Proxy wars became more common during the Cold War, when the United States and the Soviet Union avoided direct conflict but supported opposite sides in a number of conflicts around the world. These conflicts, known as the "Third World Wars", were often fought in Africa, Asia, and Latin America. What is stakeholder activism? Stakeholder activism is when individuals or groups take actions to influence or change the actions of a company or organization in order to improve the welfare of the stakeholder group. This can take many forms, such as shareholders pressuring a company to change its environmental practices, or employees urging their employer to improve working conditions.

There are many motivations for stakeholder activism, but it typically arises when a group feels that its interests are not being adequately represented or taken into account by the company or organization in question. For example, shareholders may be concerned about a company's environmental impact, or employees may feel that their working conditions are unfair.

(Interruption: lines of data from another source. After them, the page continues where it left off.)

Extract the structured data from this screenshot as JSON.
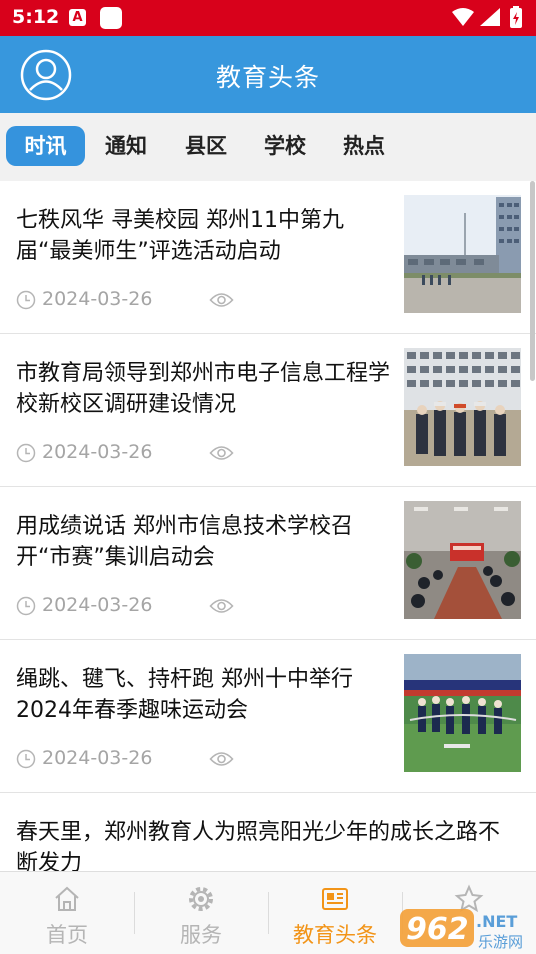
{
  "status_bar": {
    "time": "5:12",
    "a_badge": "A"
  },
  "header": {
    "title": "教育头条"
  },
  "tabs": [
    {
      "label": "时讯",
      "active": true
    },
    {
      "label": "通知",
      "active": false
    },
    {
      "label": "县区",
      "active": false
    },
    {
      "label": "学校",
      "active": false
    },
    {
      "label": "热点",
      "active": false
    }
  ],
  "news": [
    {
      "title": "七秩风华 寻美校园 郑州11中第九届“最美师生”评选活动启动",
      "date": "2024-03-26",
      "thumb": "campus-building-photo"
    },
    {
      "title": "市教育局领导到郑州市电子信息工程学校新校区调研建设情况",
      "date": "2024-03-26",
      "thumb": "construction-site-visit-photo"
    },
    {
      "title": "用成绩说话 郑州市信息技术学校召开“市赛”集训启动会",
      "date": "2024-03-26",
      "thumb": "meeting-room-photo"
    },
    {
      "title": "绳跳、毽飞、持杆跑 郑州十中举行2024年春季趣味运动会",
      "date": "2024-03-26",
      "thumb": "sports-field-photo"
    },
    {
      "title": "春天里，郑州教育人为照亮阳光少年的成长之路不断发力",
      "date": "",
      "thumb": ""
    }
  ],
  "bottom_nav": [
    {
      "label": "首页",
      "icon": "home-icon",
      "active": false
    },
    {
      "label": "服务",
      "icon": "gear-icon",
      "active": false
    },
    {
      "label": "教育头条",
      "icon": "newspaper-icon",
      "active": true
    },
    {
      "label": "",
      "icon": "star-icon",
      "active": false
    }
  ],
  "watermark": {
    "brand": "962",
    "suffix": ".NET",
    "sub": "乐游网"
  },
  "colors": {
    "status_bar": "#d8011b",
    "header": "#3797dd",
    "active_tab": "#3593dd",
    "nav_active": "#f29418",
    "nav_inactive": "#b5b5b5"
  }
}
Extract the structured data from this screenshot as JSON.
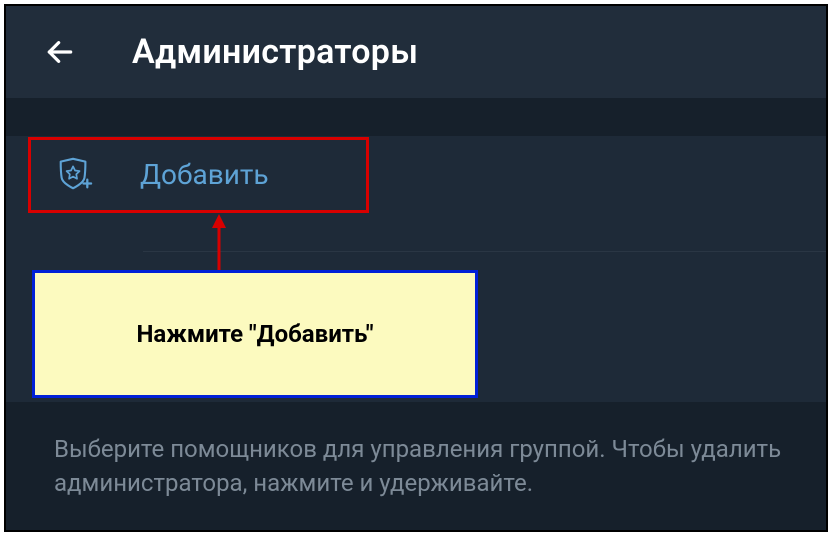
{
  "header": {
    "title": "Администраторы"
  },
  "actions": {
    "add_label": "Добавить"
  },
  "callout": {
    "text": "Нажмите \"Добавить\""
  },
  "help": {
    "text": "Выберите помощников для управления группой. Чтобы удалить администратора, нажмите и удерживайте."
  },
  "colors": {
    "bg_dark": "#16202b",
    "bg_panel": "#1e2a38",
    "bg_header": "#212d3b",
    "accent_link": "#5ea3d6",
    "text_muted": "#7d8a97",
    "highlight_red": "#d80000",
    "highlight_blue": "#0020d8",
    "callout_bg": "#fcfabf"
  }
}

Stakeholder activism can be a powerful tool for change, but it can also be controversial. Critics may argue that it amounts to interference in the affairs of a private company, or that it gives too much power to special interest groups. Nevertheless, it remains a popular and effective way for people to influence the actions of companies and organizations.

How are proxy wars fought?

Proxy wars are fought when two countries support opposite sides in another country's conflict. Each country provides financial, military, or other support to help its side win. Proxy wars can last for many years and often lead to the involvement of other countries.